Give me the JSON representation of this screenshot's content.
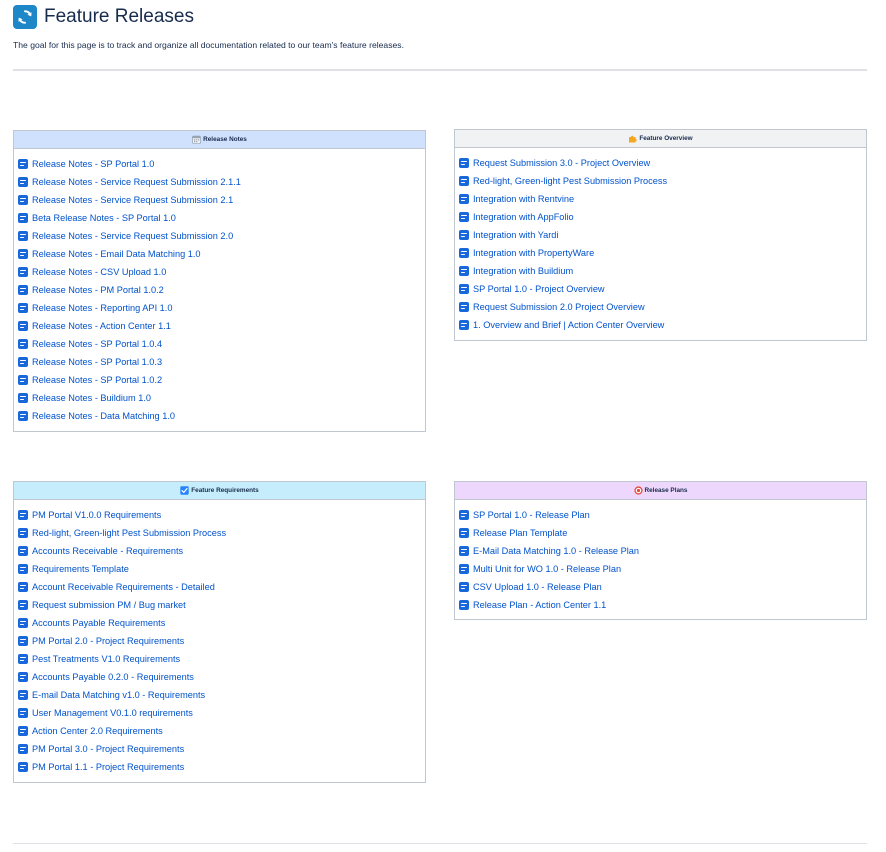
{
  "page": {
    "title": "Feature Releases",
    "description": "The goal for this page is to track and organize all documentation related to our team's feature releases.",
    "icon": "refresh-icon"
  },
  "panels": {
    "release_notes": {
      "title": "Release Notes",
      "icon": "calendar-icon",
      "header_color": "#cfe1fd",
      "items": [
        "Release Notes - SP Portal 1.0",
        "Release Notes - Service Request Submission 2.1.1",
        "Release Notes - Service Request Submission 2.1",
        "Beta Release Notes - SP Portal 1.0",
        "Release Notes - Service Request Submission 2.0",
        "Release Notes - Email Data Matching 1.0",
        "Release Notes - CSV Upload 1.0",
        "Release Notes - PM Portal 1.0.2",
        "Release Notes - Reporting API 1.0",
        "Release Notes - Action Center 1.1",
        "Release Notes - SP Portal 1.0.4",
        "Release Notes - SP Portal 1.0.3",
        "Release Notes - SP Portal 1.0.2",
        "Release Notes - Buildium 1.0",
        "Release Notes - Data Matching 1.0"
      ]
    },
    "feature_overview": {
      "title": "Feature Overview",
      "icon": "puzzle-icon",
      "header_color": "#f1f2f4",
      "items": [
        "Request Submission 3.0 - Project Overview",
        "Red-light, Green-light Pest Submission Process",
        "Integration with Rentvine",
        "Integration with AppFolio",
        "Integration with Yardi",
        "Integration with PropertyWare",
        "Integration with Buildium",
        "SP Portal 1.0 - Project Overview",
        "Request Submission 2.0 Project Overview",
        "1. Overview and Brief | Action Center Overview"
      ]
    },
    "feature_requirements": {
      "title": "Feature Requirements",
      "icon": "checkbox-icon",
      "header_color": "#c6edfb",
      "items": [
        "PM Portal V1.0.0 Requirements",
        "Red-light, Green-light Pest Submission Process",
        "Accounts Receivable - Requirements",
        "Requirements Template",
        "Account Receivable Requirements - Detailed",
        "Request submission PM / Bug market",
        "Accounts Payable Requirements",
        "PM Portal 2.0 - Project Requirements",
        "Pest Treatments V1.0 Requirements",
        "Accounts Payable 0.2.0 - Requirements",
        "E-mail Data Matching v1.0 - Requirements",
        "User Management V0.1.0 requirements",
        "Action Center 2.0 Requirements",
        "PM Portal 3.0 - Project Requirements",
        "PM Portal 1.1 - Project Requirements"
      ]
    },
    "release_plans": {
      "title": "Release Plans",
      "icon": "target-icon",
      "header_color": "#eed7fc",
      "items": [
        "SP Portal 1.0 - Release Plan",
        "Release Plan Template",
        "E-Mail Data Matching 1.0 - Release Plan",
        "Multi Unit for WO 1.0 - Release Plan",
        "CSV Upload 1.0 - Release Plan",
        "Release Plan - Action Center 1.1"
      ]
    }
  },
  "colors": {
    "link": "#0052cc",
    "doc_icon": "#1868db",
    "page_icon": "#1e87c8",
    "border": "#c1c7d0"
  }
}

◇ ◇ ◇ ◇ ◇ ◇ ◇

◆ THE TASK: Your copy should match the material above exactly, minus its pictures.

◆ RESULT:
Give me the JSON representation of this screenshot's content.
{
  "page": {
    "title": "Feature Releases",
    "description": "The goal for this page is to track and organize all documentation related to our team's feature releases.",
    "icon": "refresh-icon"
  },
  "panels": {
    "release_notes": {
      "title": "Release Notes",
      "icon": "calendar-icon",
      "header_color": "#cfe1fd",
      "items": [
        "Release Notes - SP Portal 1.0",
        "Release Notes - Service Request Submission 2.1.1",
        "Release Notes - Service Request Submission 2.1",
        "Beta Release Notes - SP Portal 1.0",
        "Release Notes - Service Request Submission 2.0",
        "Release Notes - Email Data Matching 1.0",
        "Release Notes - CSV Upload 1.0",
        "Release Notes - PM Portal 1.0.2",
        "Release Notes - Reporting API 1.0",
        "Release Notes - Action Center 1.1",
        "Release Notes - SP Portal 1.0.4",
        "Release Notes - SP Portal 1.0.3",
        "Release Notes - SP Portal 1.0.2",
        "Release Notes - Buildium 1.0",
        "Release Notes - Data Matching 1.0"
      ]
    },
    "feature_overview": {
      "title": "Feature Overview",
      "icon": "puzzle-icon",
      "header_color": "#f1f2f4",
      "items": [
        "Request Submission 3.0 - Project Overview",
        "Red-light, Green-light Pest Submission Process",
        "Integration with Rentvine",
        "Integration with AppFolio",
        "Integration with Yardi",
        "Integration with PropertyWare",
        "Integration with Buildium",
        "SP Portal 1.0 - Project Overview",
        "Request Submission 2.0 Project Overview",
        "1. Overview and Brief | Action Center Overview"
      ]
    },
    "feature_requirements": {
      "title": "Feature Requirements",
      "icon": "checkbox-icon",
      "header_color": "#c6edfb",
      "items": [
        "PM Portal V1.0.0 Requirements",
        "Red-light, Green-light Pest Submission Process",
        "Accounts Receivable - Requirements",
        "Requirements Template",
        "Account Receivable Requirements - Detailed",
        "Request submission PM / Bug market",
        "Accounts Payable Requirements",
        "PM Portal 2.0 - Project Requirements",
        "Pest Treatments V1.0 Requirements",
        "Accounts Payable 0.2.0 - Requirements",
        "E-mail Data Matching v1.0 - Requirements",
        "User Management V0.1.0 requirements",
        "Action Center 2.0 Requirements",
        "PM Portal 3.0 - Project Requirements",
        "PM Portal 1.1 - Project Requirements"
      ]
    },
    "release_plans": {
      "title": "Release Plans",
      "icon": "target-icon",
      "header_color": "#eed7fc",
      "items": [
        "SP Portal 1.0 - Release Plan",
        "Release Plan Template",
        "E-Mail Data Matching 1.0 - Release Plan",
        "Multi Unit for WO 1.0 - Release Plan",
        "CSV Upload 1.0 - Release Plan",
        "Release Plan - Action Center 1.1"
      ]
    }
  },
  "colors": {
    "link": "#0052cc",
    "doc_icon": "#1868db",
    "page_icon": "#1e87c8",
    "border": "#c1c7d0"
  }
}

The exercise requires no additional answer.